Robots are always in the news, it seems. Whether they are serving as caregivers for the elderly or helping solve the Japanese nuclear crisis, robots are becoming an increasingly important part of contemporary life. Even though we all don’t yet own a personal robot assistant, there is a way in which automated processes are part of all of our lives: in the many bots that make the data structures of the Internet possible.
Bots aren’t robots in the traditional sense, but rather are computer programs that scour the Net performing increasingly complex tasks. In his fascinating study of Wikipedia bots, “The Lives of Bots,” to be published in Wikipedia: A Critical Point of View later this year, UC Berkeley Ph.D student R. Stuart Geiger investigates the role that these bots play in the development and maintenance of the online encyclopedia. One interesting result of Geiger’s work is his demonstration that, contrary to previous understandings of how bots contribute to the encyclopedia—where they were seen to be simple programs performing rote tasks, such as reverting acts of obvious vandalism or flagging suspicious entries for human editors to review—bots are in fact highly important, highly developed parts of the Wikipedia community, making them not just technical tools, but social actors as well.
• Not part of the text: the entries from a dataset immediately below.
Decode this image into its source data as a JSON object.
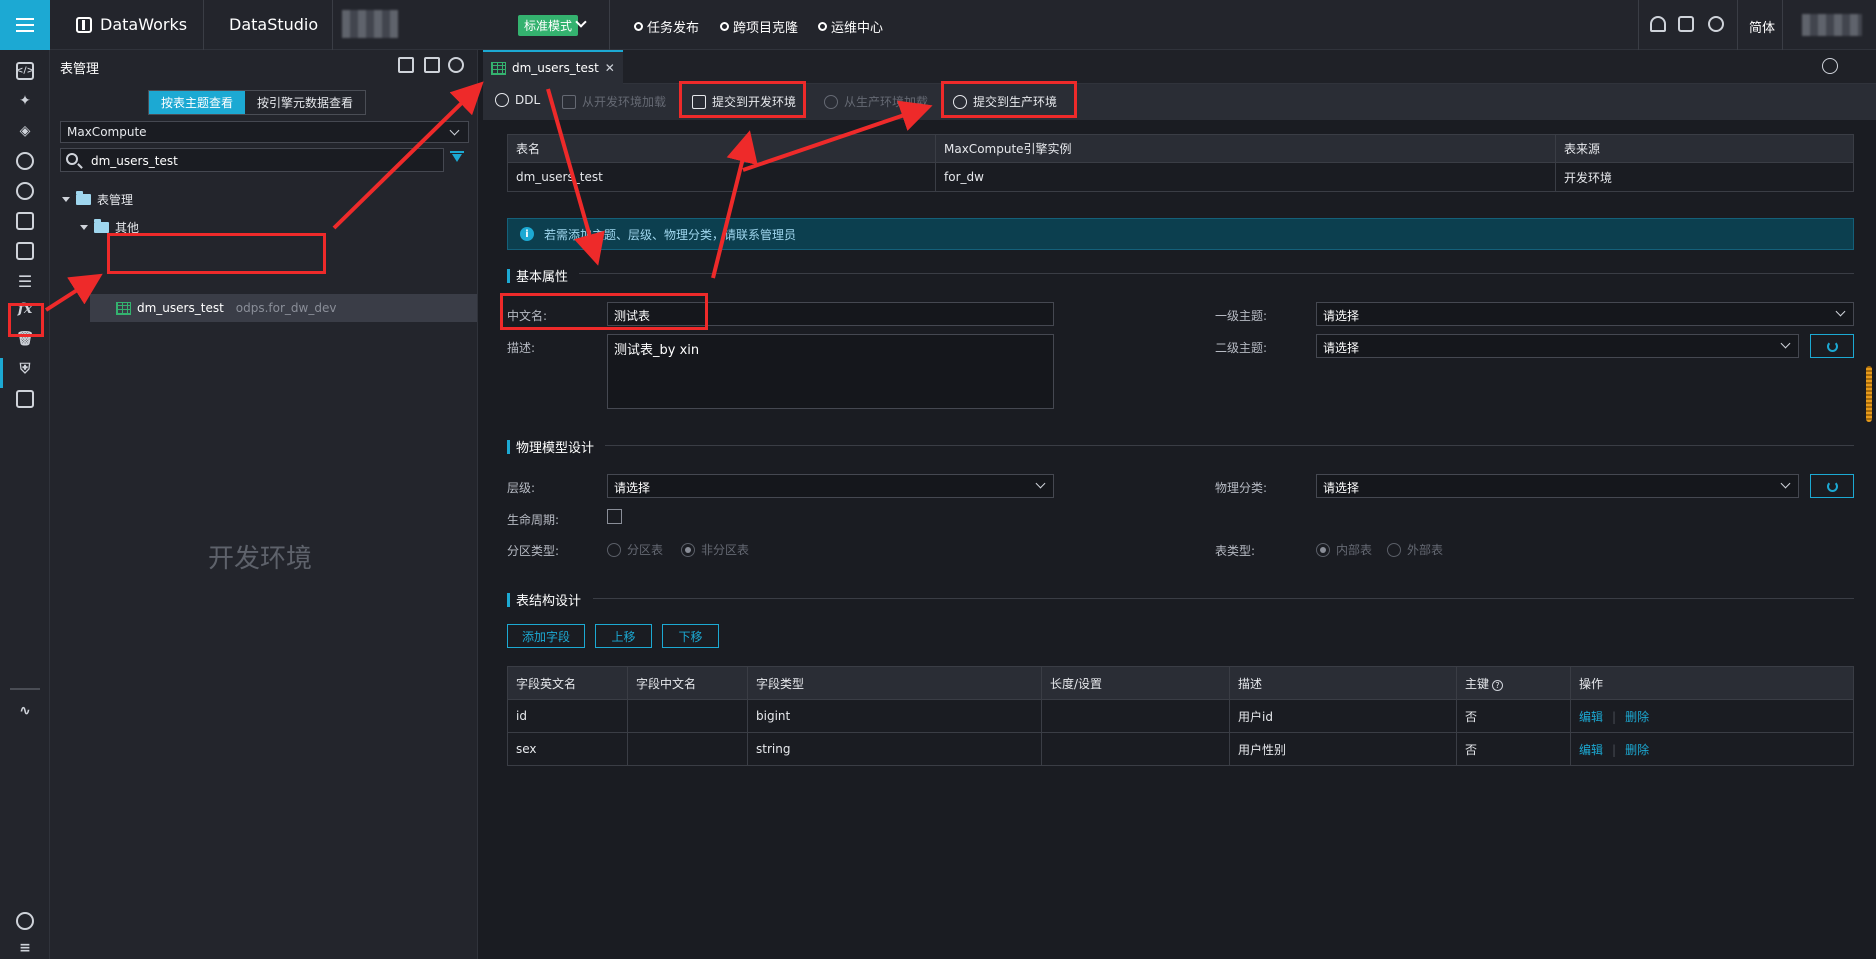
{
  "topbar": {
    "brand": "DataWorks",
    "app": "DataStudio",
    "mode": "标准模式",
    "links": [
      "任务发布",
      "跨项目克隆",
      "运维中心"
    ],
    "lang": "简体"
  },
  "panel": {
    "title": "表管理",
    "view_tabs": [
      "按表主题查看",
      "按引擎元数据查看"
    ],
    "engine": "MaxCompute",
    "search_value": "dm_users_test",
    "tree": {
      "root": "表管理",
      "child": "其他",
      "table_name": "dm_users_test",
      "table_source": "odps.for_dw_dev"
    },
    "watermark": "开发环境"
  },
  "editor": {
    "tab_label": "dm_users_test",
    "toolbar": {
      "ddl": "DDL",
      "load_from_dev": "从开发环境加载",
      "submit_dev": "提交到开发环境",
      "load_from_prod": "从生产环境加载",
      "submit_prod": "提交到生产环境"
    },
    "info_table": {
      "headers": [
        "表名",
        "MaxCompute引擎实例",
        "表来源"
      ],
      "row": [
        "dm_users_test",
        "for_dw",
        "开发环境"
      ]
    },
    "notice": "若需添加主题、层级、物理分类，请联系管理员",
    "basic": {
      "title": "基本属性",
      "cn_name_label": "中文名:",
      "cn_name_value": "测试表",
      "desc_label": "描述:",
      "desc_value": "测试表_by xin",
      "topic1_label": "一级主题:",
      "topic1_value": "请选择",
      "topic2_label": "二级主题:",
      "topic2_value": "请选择"
    },
    "physical": {
      "title": "物理模型设计",
      "level_label": "层级:",
      "level_value": "请选择",
      "phys_class_label": "物理分类:",
      "phys_class_value": "请选择",
      "lifecycle_label": "生命周期:",
      "partition_label": "分区类型:",
      "partition_opt1": "分区表",
      "partition_opt2": "非分区表",
      "table_type_label": "表类型:",
      "table_type_opt1": "内部表",
      "table_type_opt2": "外部表"
    },
    "structure": {
      "title": "表结构设计",
      "add_field": "添加字段",
      "move_up": "上移",
      "move_down": "下移",
      "headers": [
        "字段英文名",
        "字段中文名",
        "字段类型",
        "长度/设置",
        "描述",
        "主键",
        "操作"
      ],
      "rows": [
        {
          "en": "id",
          "cn": "",
          "type": "bigint",
          "len": "",
          "desc": "用户id",
          "pk": "否",
          "edit": "编辑",
          "del": "删除"
        },
        {
          "en": "sex",
          "cn": "",
          "type": "string",
          "len": "",
          "desc": "用户性别",
          "pk": "否",
          "edit": "编辑",
          "del": "删除"
        }
      ]
    }
  },
  "colors": {
    "accent": "#1ca9d3",
    "annotation": "#ee2a2a",
    "mode_badge": "#34b26f"
  }
}
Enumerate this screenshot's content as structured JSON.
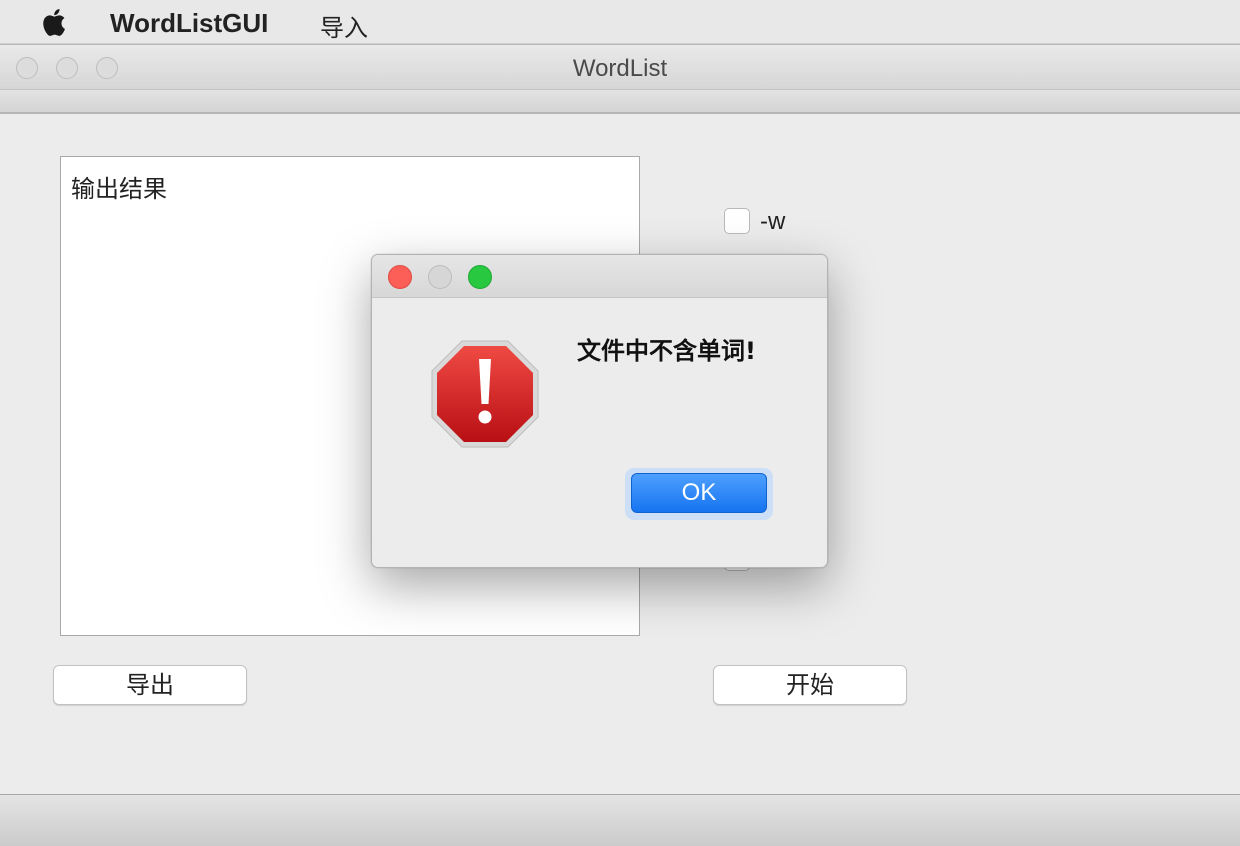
{
  "menubar": {
    "app_name": "WordListGUI",
    "menu_import": "导入"
  },
  "window": {
    "title": "WordList"
  },
  "main": {
    "output_text": "输出结果",
    "option_w_label": "-w",
    "export_button": "导出",
    "start_button": "开始"
  },
  "dialog": {
    "message": "文件中不含单词!",
    "ok_label": "OK",
    "icon": "stop-alert-icon"
  },
  "colors": {
    "ok_button": "#1674f0",
    "close_light": "#fc5f57",
    "zoom_light": "#28c840",
    "alert_red": "#c8161c"
  }
}
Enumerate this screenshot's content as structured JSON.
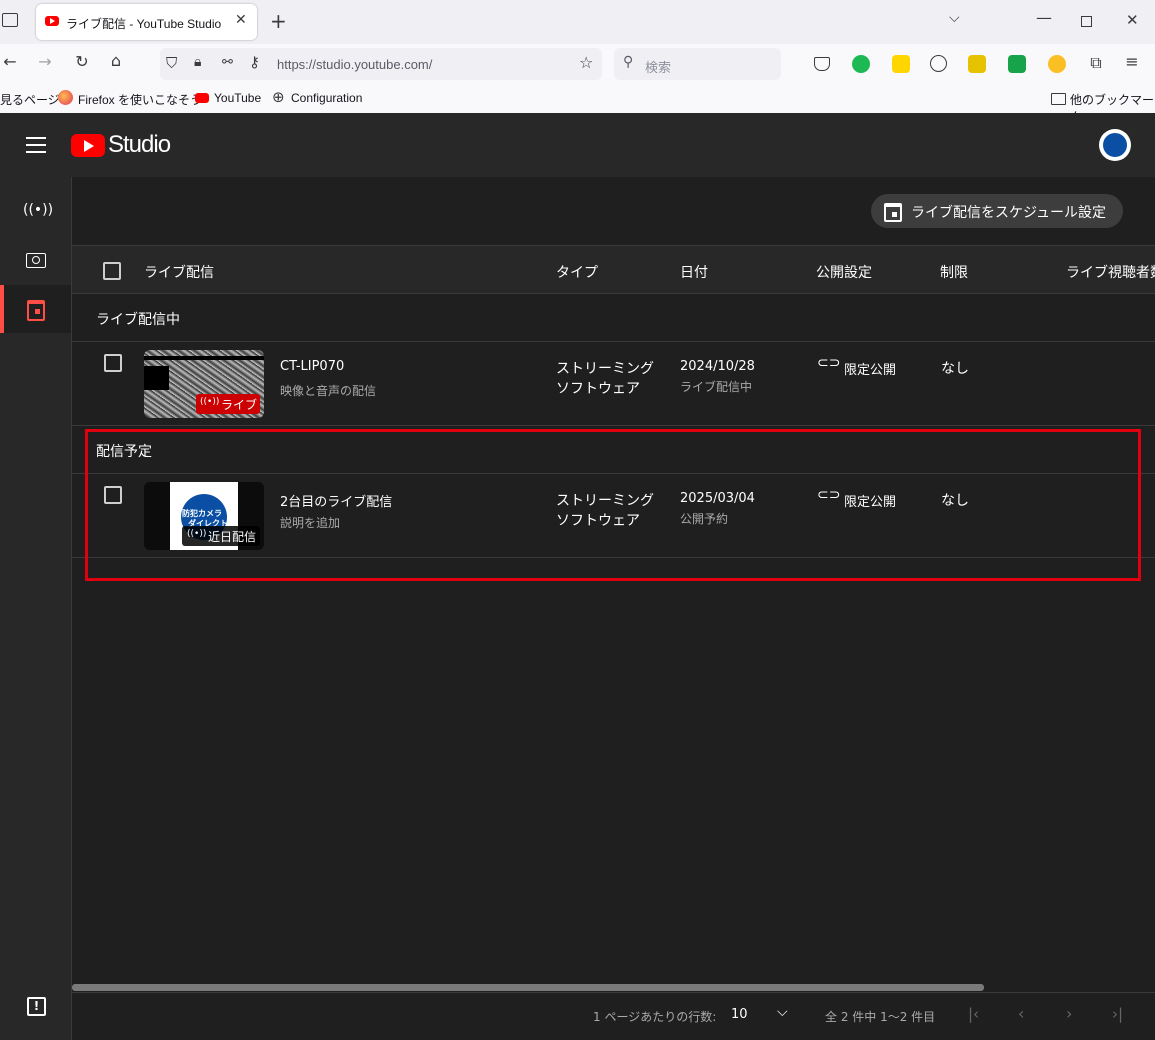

Geiger explores this idea through the case of HagermanBot, a program written by Wikipedia user Hagerman that automatically added a user’s name and a time stamp to comments made on Wikipedia’s many forums and discussion pages. This act seemed innocuous, both to Hagerman and to the Wikipedia committee that approved his bot; after all, a Wikipedia guideline recommended this behavior. Yet this relatively simple bot became a point of controversy as other Wikipedians objected to having no control over how and when the bot would alter their posts. In the end, this debate led to a guideline that stipulated that all Wikipedia bots had to be “exclusion compliant,” that is, they had to have a mechanism that allowed other users to opt out of their workings, and Geiger focuses on this case as an example of the ways that automated processes challenge simple assumptions about communities.
To put it another way, the controversy over HagermanBot illustrates how many people feel about the changing nature of writing in the digital age. On the one hand it shows our blind spots to the inscriptions that are being made all in digital spaces by automated processes. As Geiger notes, scholars studying Wikipedia tend to ignore or quickly dismiss the influence of bots on the site, even though of the top 30 most prolific editors on the site, 22 are bots. In fact, Wikipedia itself erases their contributions; according to Geiger, when a Wikipedia “user account is flagged as a bot, all edits made by that user disappear from lists of recent changes so that editors do not review them.” Yet, when bots do not behave as we expect, either because they malfunction or perhaps follow their algorithms too well, the impact of what they write and how it affects others is very apparent.
Digital media and networking have consistently shown that the act of inscription is an act of power. From cookies that record a users Web browsing habits to the sophisticated tracking of a person’s movements via their cellphone: to record and save information about a person or event is not just a means of knowledge but, potentially, one of control. This recording—as with the indiscriminate application of Wikipedia’s signatures guideline—was one of the reasons some Wikipedia editors initially resisted the bot. Further, the HagermanBot incident illustrates that how we value information is often directly connected to our impression of the authority of the author. This is true even within Wikipedia, whose guidelines represent one of he most startling challenges to the authority of individual authors and editors on the Web.
Perhaps the primary reason for the HagermanBot controversy was that, because they aren’t able to monitor social norms in any but the most draconian fashion, robots and other automated processes cannot yet be a part of a community. This is one reason why we question their authority: how can strict rule-adherence earn that kind of respect? Yet, as automated data gathering becomes an ever-greater part of our society, the kinds of writing associated with it—accounting, record keeping—are being increasingly assigned to bots, and, if we ignore or slight that contribution, we will come away with a much poorer understanding of how digital societies manage and process information.
Banner image credit: http://commons.wikimedia.org/wiki/File:Nao_robot,_Jaume_University.jpg
Secondary image credit: http://upload.wikimedia.org/wikipedia/commons/2/2d/Enon_robot.jpg